Communities United for Police Reform, usually on the opposite side from the PBA, shared the union’s opinion on body cameras.
‘Still No Transparency’
“Body-worn cameras don’t equate to police accountability and transparency on their own, and the Mayor and NYPD are too eagerly seeking to claim they do to compensate for their poor record on police accountability and transparency,” said spokesman Mark Winston Griffith. “Studies have shown that BWCs have not delivered those results, and the NYPD’s policies on the cameras, lack of discipline for police misconduct, and refusing to release basic information about the status of police-brutality cases undermine any stated goals related to police accountability and transparency.”
He continued, “The NYPD’s policy on public access to the footage is regressive and gives the NYPD unilateral and unchecked control over the captured footage and its release, while the rules on when officers must turn cameras on are equally bad. This makes it nearly impossible that New Yorkers subject to police brutality caught on these cameras—if captured at all—will be able to access their own footage in a reasonably convenient way.”
City Councilman Jumaane Williams, a leader in the fight against former Mayor Michael Bloomberg’s policy of aggressive stop-and-frisk, praised the speedup of the rollout but joined CPR in criticizing the handling of footage from the cameras.
“For true transparency and accountability, we must quickly create a sensible policy for the footage collected to be made public based on what the public needs, not selective release, motivated by self-preservation,” he said in a statement. “In addition, that footage, if clearly revealing errant behavior, should result in swift action by the administration and the NYPD.”
The PBA sued the city last month, contending that release of the footage violates Section 50-a of the state Civil Rights Law, which prohibits giving out disciplinary information on police officers without the approval of a judge or the officer involved.

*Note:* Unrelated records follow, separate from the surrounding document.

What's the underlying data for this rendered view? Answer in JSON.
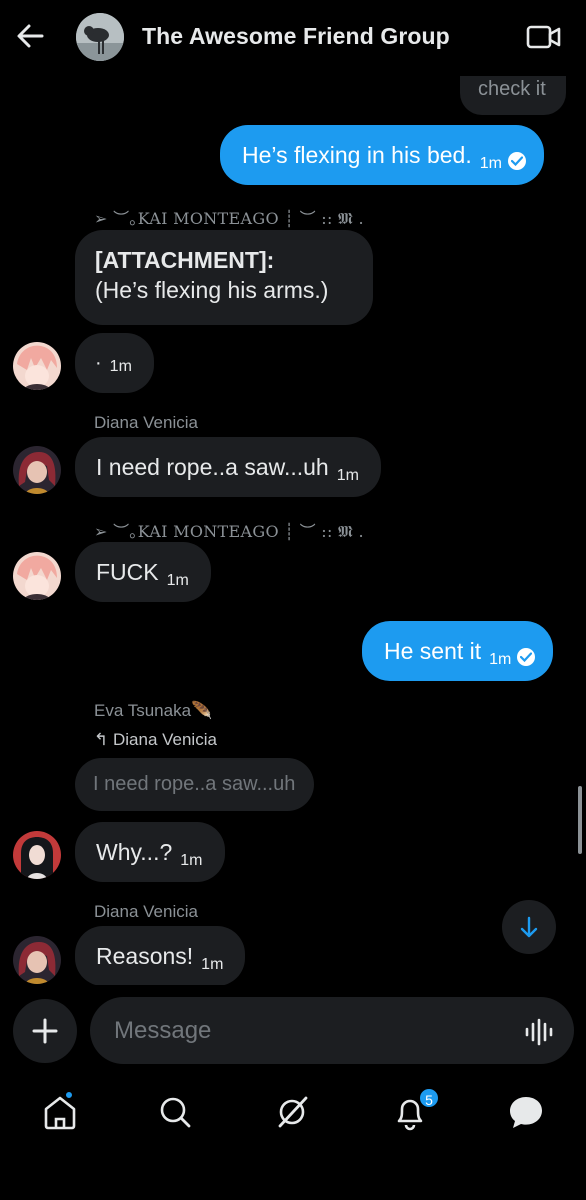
{
  "header": {
    "title": "The Awesome Friend Group"
  },
  "messages": [
    {
      "text": "check it"
    },
    {
      "text": "He’s flexing in his bed.",
      "time": "1m"
    },
    {
      "sender": "➢ ︶｡KAI MONTEAGO ┊ ︶ :: 𝕸 .",
      "line1": "[ATTACHMENT]:",
      "line2": "(He’s flexing his arms.)"
    },
    {
      "text": "·",
      "time": "1m"
    },
    {
      "sender": "Diana Venicia",
      "text": "I need rope..a saw...uh",
      "time": "1m"
    },
    {
      "sender": "➢ ︶｡KAI MONTEAGO ┊ ︶ :: 𝕸 .",
      "text": "FUCK",
      "time": "1m"
    },
    {
      "text": "He sent it",
      "time": "1m"
    },
    {
      "sender": "Eva Tsunaka🪶",
      "reply_to": "Diana Venicia",
      "quoted": "I need rope..a saw...uh",
      "text": "Why...?",
      "time": "1m"
    },
    {
      "sender": "Diana Venicia",
      "text": "Reasons!",
      "time": "1m"
    }
  ],
  "composer": {
    "placeholder": "Message"
  },
  "nav": {
    "notifications_badge": "5"
  },
  "colors": {
    "accent": "#1d9bf0",
    "bubble_in": "#1c1e21",
    "background": "#000000"
  }
}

It also charged that Mr. O’Neill had released footage on a selective basis, giving out video of three police-involved shootings while denying reporters’ requests for film of other incidents.
The NYPD began its program last April with cameras for 1,200 officers in 20 precincts. As of Jan. 26, the department had 2,470 cameras, Mr. de Blasio’s press office said. The department planned to issue 800 cameras in January, another 800 in February, and then 1,000 to 2,000 per month beginning in March. By the end of 2018, the NYPD plans to have deployed a total of 18,000 cameras, enough for all Police Officers and Detective Specialists assigned to patrol.
The de Blasio Administration’s Preliminary Budget includes $5.9 million in Fiscal Year 2018, $12 million in Fiscal Year 2019 and $9.5 million in Fiscal Year 2020 for funding for the accelerated rollout. The resources will cover the cost of purchasing cameras, equipment for charging cameras in precincts, additional Internet bandwidth to accommodate faster uploads, and building necessary space in the Risk Management, Information Technology and Legal bureaus.
The pilot program on body cameras was ordered in 2013 by U.S. District Judge Shira A. Scheindlin, now retired, as a remedy in her ruling that Mr. Bloomberg’s stop-and-frisk program was racially biased and unconstitutional.